  • What I learned from Jarvis Webb: People do what benefits them, first.
  • What I learned from Brandon Osborne: Don't let anybody push you around. Who cares if you get beat... you will command respect and respect yourself if you stand up.
  • What I learned from Jimmy Dunn & Family: What true friendship is. How to love people, no matter what. How to see the best in everyone we meet. I learned that I was worth loving.
  • What I learned from Matt Kennedy: How to talk to women. How to find humor in everything.
  • What I learned from Ed Scholz: Just do what I am supposed to do, and who cares about everybody else. Everybody is imperfect, even the ones who think they are perfect. I learned what I hope Heavenly Father is like.
  • What I learned from Louis Scholz: Don't get myself dirty, or I will regret it. Stay clean.
  • What I learned from Daron: You can never do a good deal with a bad guy.
  • What I learned from Dan, Jay, Dave & Marion, Kenny & Amber, others: Forgiveness & Mercy.
  • What I learned from Cameron Foster: Believe in people. Believe in who they are. It helps them be their best.
  • What I learned from Bryan Miller: I had to learn true friendship again. It doesn't matter where you come from, what matters is where you are going. You can accomplish a lot, with very little effort simply be deciding to do it.
  • What I learned from Bryce Blanchard: Be the best at what you do, The Best. Every positive has a negative, and every negative has a positive... and you have to see both before you are even in the game. Hold your cards, aka keep your mouth shut. Negotiating.
  • What I learned from Spencer Hunn: Never stop believing in what you do. Be a good person. Never stop doing what you do best.
  • What I learned from My Wife: Love. Patience. Service. Charity. Laughter is the most beautiful sound on earth. Don't do dumb things to distance myself from the people I love, or I will feel lousy about it. Not every problem has to be solved on my schedule. I have a very long way to go!
  • What I learned from My Children: There is a God, and he loves each of us... personally and individually. No one is forgotten.
I could go on forever, and so could you. Now: Let's PRACTICE!

Please write me and let me know a lesson you have learned from someone, that pops into your mind... or anything else. Make your own list.

"If" by Rudyard Kipling

Allow me to credit Bryan Miller for first introducing me to this poem. It has given me a lot.

There are many parts of this poem that could be discussed... but as a piece of art, I'll leave it with you and let it stand alone. I encourage you to read it often and give yourself time to contemplate it and let it inspire you into action!
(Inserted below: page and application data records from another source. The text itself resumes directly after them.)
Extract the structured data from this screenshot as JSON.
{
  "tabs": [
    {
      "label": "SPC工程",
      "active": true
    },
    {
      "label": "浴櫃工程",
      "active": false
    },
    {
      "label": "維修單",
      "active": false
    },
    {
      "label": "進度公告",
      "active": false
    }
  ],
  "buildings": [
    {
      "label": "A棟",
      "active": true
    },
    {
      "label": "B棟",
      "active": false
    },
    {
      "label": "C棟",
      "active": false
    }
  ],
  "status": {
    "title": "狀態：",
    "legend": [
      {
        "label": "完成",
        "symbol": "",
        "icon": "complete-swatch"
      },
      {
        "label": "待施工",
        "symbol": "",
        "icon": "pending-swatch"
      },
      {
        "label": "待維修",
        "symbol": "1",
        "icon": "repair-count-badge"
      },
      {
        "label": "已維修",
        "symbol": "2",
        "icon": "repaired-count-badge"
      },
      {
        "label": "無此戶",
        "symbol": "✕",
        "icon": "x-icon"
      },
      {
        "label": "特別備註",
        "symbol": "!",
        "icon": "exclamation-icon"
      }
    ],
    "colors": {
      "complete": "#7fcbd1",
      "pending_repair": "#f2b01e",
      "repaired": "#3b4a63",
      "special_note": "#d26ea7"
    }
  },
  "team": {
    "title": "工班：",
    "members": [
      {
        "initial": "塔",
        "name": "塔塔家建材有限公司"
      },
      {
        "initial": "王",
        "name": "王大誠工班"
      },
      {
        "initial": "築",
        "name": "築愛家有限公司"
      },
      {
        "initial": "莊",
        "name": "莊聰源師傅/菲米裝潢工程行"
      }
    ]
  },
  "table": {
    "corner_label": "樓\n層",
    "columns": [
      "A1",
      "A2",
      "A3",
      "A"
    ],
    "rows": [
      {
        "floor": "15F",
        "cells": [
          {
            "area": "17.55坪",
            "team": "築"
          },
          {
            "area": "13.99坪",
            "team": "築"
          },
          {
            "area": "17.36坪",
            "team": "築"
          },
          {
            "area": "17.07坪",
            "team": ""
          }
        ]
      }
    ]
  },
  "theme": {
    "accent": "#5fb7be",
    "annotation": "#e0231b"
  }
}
If you can keep your head when all about you
Are losing theirs and blaming it on you;
If you can trust yourself when all men doubt you,
But make allowance for their doubting too;
If you can wait and not be tired by waiting,
Or, being lied about, don't deal in lies,
Or, being hated, don't give way to hating,
And yet don't look too good, nor talk too wise;
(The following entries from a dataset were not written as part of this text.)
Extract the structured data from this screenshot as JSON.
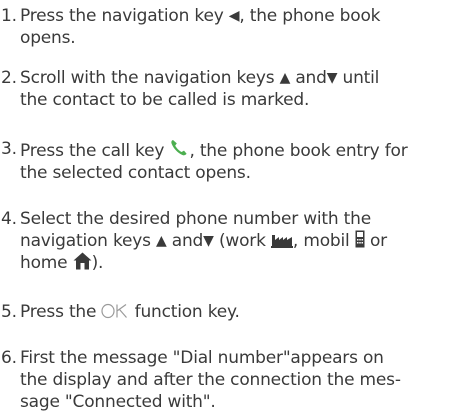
{
  "steps": [
    {
      "number": "1.",
      "parts": {
        "a": "Press the navigation key ",
        "b": ", the phone book",
        "c": "opens."
      }
    },
    {
      "number": "2.",
      "parts": {
        "a": "Scroll with the navigation keys ",
        "b": " and",
        "c": " until",
        "d": "the contact to be called is marked."
      }
    },
    {
      "number": "3.",
      "parts": {
        "a": "Press the call key ",
        "b": ", the phone book entry for",
        "c": "the selected contact opens."
      }
    },
    {
      "number": "4.",
      "parts": {
        "a": "Select the desired phone number with the",
        "b": "navigation keys ",
        "c": " and",
        "d": " (work ",
        "e": ", mobil ",
        "f": " or",
        "g": "home ",
        "h": ")."
      }
    },
    {
      "number": "5.",
      "parts": {
        "a": "Press the ",
        "b": " function key."
      }
    },
    {
      "number": "6.",
      "parts": {
        "a": "First the message \"Dial number\"appears on",
        "b": "the display and after the connection the mes-",
        "c": "sage \"Connected with\"."
      }
    }
  ],
  "icons": {
    "nav_left": "navigation-left-key-icon",
    "nav_up": "navigation-up-key-icon",
    "nav_down": "navigation-down-key-icon",
    "call": "call-key-icon",
    "work": "work-number-icon",
    "mobile": "mobile-number-icon",
    "home": "home-number-icon",
    "ok": "ok-function-key-icon"
  },
  "colors": {
    "text": "#3a3a3a",
    "call_key": "#4caf50"
  }
}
If you can dream - and not make dreams your master;
If you can think - and not make thoughts your aim;
If you can meet with triumph and disaster
And treat those two impostors just the same;
If you can bear to hear the truth you've spoken
Twisted by knaves to make a trap for fools,
Or watch the things you gave your life to broken,
And stoop and build 'em up with wornout tools;

If you can make one heap of all your winnings
And risk it on one turn of pitch-and-toss,
And lose, and start again at your beginnings
And never breath a word about your loss;
If you can force your heart and nerve and sinew
To serve your turn long after they are gone,
And so hold on when there is nothing in you
Except the Will which says to them: "Hold on";

If you can talk with crowds and keep your virtue,
Or walk with kings - nor lose the common touch;
If neither foes nor loving friends can hurt you;
If all men count with you, but none too much;
If you can fill the unforgiving minute
With sixty seconds' worth of distance run -
Yours is the Earth and everything that's in it,
And - which is more - you'll be a Man my son!